How Animals Went From Wearing Shells to Growing Skeletons

How Animals Went From Wearing Shells to Growing Skeletons

For millions of years shells made of calcium carbonate were all the rage amongst marine life, then a new plucky family known as vertebrates turned marine fashion inside-out by putting skeletons on the inside.

Why this dramatic change? Big tectonic plate movements 1.5 billion years ago released huge amounts of minerals from the Earth’s crust including, importantly, calcium carbonate (CaCO3) into the primordial oceans. Marble, limestone and chalk and are all forms of calcium carbonate. Calcium carbonate, other than being used in buildings, making concrete and cement, is the ‘keystone’ molecule in nearly all shells and skeletons.

Dolphins are vertebrates like us and their internal bones contain calcium and phosphate. Here marine snails are eating the algae growing on a decaying dolphin spine, recycling the nutrients. Talland, Cornwall 2016.

Our ancestors, who this long ago were opportunistic single celled microbes, used the calcium carbonate to make stone-like shells. This was a win/win as it: protected them against other dangerous minerals which would otherwise build up on their surface and starve them; and removed the calcium they had pump out anyway, stopping deadly imbalances of internal cell pressure. These win/win calcium shells became common and were worn by nearly all life.
Our ancestors the early vertebrates, simply meaning animals with a physical not metaphorical backbone (we can still be cowards), swapped their exoskeletal shell for a internal skeleton made instead of calcium and phosphate.
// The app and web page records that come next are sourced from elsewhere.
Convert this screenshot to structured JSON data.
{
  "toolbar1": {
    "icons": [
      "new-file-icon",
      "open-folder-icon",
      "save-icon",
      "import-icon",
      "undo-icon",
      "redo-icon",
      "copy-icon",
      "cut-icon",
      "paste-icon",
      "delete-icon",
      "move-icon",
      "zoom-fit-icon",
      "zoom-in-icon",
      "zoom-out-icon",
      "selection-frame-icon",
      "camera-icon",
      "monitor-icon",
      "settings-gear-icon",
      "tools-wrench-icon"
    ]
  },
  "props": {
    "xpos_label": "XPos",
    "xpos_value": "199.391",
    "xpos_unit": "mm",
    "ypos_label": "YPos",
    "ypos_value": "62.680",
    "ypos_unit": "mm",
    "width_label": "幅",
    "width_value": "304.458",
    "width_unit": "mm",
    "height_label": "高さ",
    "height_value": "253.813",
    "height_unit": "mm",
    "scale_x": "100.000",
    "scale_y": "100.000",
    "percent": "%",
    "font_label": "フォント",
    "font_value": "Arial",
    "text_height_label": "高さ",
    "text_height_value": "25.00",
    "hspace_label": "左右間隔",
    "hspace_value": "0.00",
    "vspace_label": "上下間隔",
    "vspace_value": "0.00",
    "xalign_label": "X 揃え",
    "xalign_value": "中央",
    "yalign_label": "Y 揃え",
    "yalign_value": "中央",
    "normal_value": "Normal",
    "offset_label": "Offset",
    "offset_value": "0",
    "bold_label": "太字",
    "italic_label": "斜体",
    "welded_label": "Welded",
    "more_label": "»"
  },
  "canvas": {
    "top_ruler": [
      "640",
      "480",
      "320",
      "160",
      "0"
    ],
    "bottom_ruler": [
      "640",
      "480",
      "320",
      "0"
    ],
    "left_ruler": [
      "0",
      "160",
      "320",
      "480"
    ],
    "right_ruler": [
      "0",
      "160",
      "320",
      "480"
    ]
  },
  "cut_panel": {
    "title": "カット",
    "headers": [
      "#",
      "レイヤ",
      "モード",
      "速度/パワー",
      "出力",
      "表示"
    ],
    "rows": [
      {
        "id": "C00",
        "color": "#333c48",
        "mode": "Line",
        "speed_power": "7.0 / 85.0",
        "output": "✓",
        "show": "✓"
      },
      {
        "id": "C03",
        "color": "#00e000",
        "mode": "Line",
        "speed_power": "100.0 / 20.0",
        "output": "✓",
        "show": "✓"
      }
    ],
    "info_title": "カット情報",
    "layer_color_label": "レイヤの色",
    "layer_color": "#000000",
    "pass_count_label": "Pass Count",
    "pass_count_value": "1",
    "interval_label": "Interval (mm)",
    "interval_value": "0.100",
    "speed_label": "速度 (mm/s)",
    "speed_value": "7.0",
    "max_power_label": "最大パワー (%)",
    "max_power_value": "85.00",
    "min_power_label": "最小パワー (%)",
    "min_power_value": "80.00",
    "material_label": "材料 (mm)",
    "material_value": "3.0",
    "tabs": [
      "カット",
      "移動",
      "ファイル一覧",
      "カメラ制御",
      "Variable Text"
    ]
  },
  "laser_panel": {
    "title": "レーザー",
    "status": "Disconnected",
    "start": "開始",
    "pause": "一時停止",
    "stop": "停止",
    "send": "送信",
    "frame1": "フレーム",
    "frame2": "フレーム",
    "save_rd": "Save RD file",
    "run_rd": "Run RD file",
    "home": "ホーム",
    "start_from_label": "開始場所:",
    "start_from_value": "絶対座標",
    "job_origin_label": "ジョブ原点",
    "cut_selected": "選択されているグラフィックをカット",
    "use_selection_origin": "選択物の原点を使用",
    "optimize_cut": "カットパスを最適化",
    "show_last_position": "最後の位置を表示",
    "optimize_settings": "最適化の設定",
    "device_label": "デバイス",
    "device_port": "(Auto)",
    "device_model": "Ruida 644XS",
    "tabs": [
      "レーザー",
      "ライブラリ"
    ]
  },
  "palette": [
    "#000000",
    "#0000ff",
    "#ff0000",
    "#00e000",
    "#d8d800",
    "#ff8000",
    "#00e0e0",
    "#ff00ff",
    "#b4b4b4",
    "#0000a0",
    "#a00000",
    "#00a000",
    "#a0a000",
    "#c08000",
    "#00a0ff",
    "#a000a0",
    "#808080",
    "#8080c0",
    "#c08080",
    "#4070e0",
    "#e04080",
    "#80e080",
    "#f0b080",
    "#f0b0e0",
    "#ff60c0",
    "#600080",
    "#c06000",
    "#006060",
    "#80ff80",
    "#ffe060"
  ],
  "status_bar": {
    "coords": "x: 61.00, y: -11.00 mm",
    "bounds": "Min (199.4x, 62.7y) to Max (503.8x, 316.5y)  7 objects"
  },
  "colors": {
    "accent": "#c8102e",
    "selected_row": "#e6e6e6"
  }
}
Why did the winning fashion change? Why would vertebrates change a skeletal strategy that had a proven track record, instead internalising the skeleton and integrating phosphate?
Well scientists think there is two reasons. One having phosphate stores (helping make ATP or energy molecule) provided useful sources of energy for our newly active animal ancestors. This reason alone doesn’t make sense though, as this would be also be an advantage for invertebrates too and doesn’t explain why you need an internal skeleton instead of shell.
The second reason may be that the mix of Calcium & Phosphate made a stronger material for a skeleton, more resistant to the chemical conditions of our bodies. Adding phosphate made skeletons more resistant to the acids nearly all animals release internally after physical activity, called lactic acids. Calcium carbonate skeletons couldn’t be internal as they would erode away leaving us saggy lumps on the ground. 
Once the vertebrate internal skeleton evolved, it became trendy. The new internal skeleton enabled vertebrates to expand into new environments and ways of life, expanding our ancestors range of physical activities and abilities. This lead to a tandem positive feedback evolution of stronger more-acid resistant bones and stronger muscular system, which in turn released more & more lactic acid from anaerobic respiration when stressed, meaning more acid resistant bones and so on. These strong internal skeletons added further accessory benefits such as greater mobility, sensitive & regenerative skin and greater physical endurance. Simply put, Phosphate => Stronger Bones and Greater Activity.

Ram skulls on crabbing netting. Looe Island, Cornwall 2017.


Review Article: Wagner and Aspenberg (2011).

[I] Wagner and Aspenberg (2011).

[ii] Omelon (2009).

[iii] Ruben & Bennett (1981).

[iv] Ruben & Battalia (1979).

[v] Ruben & Bennett (1980).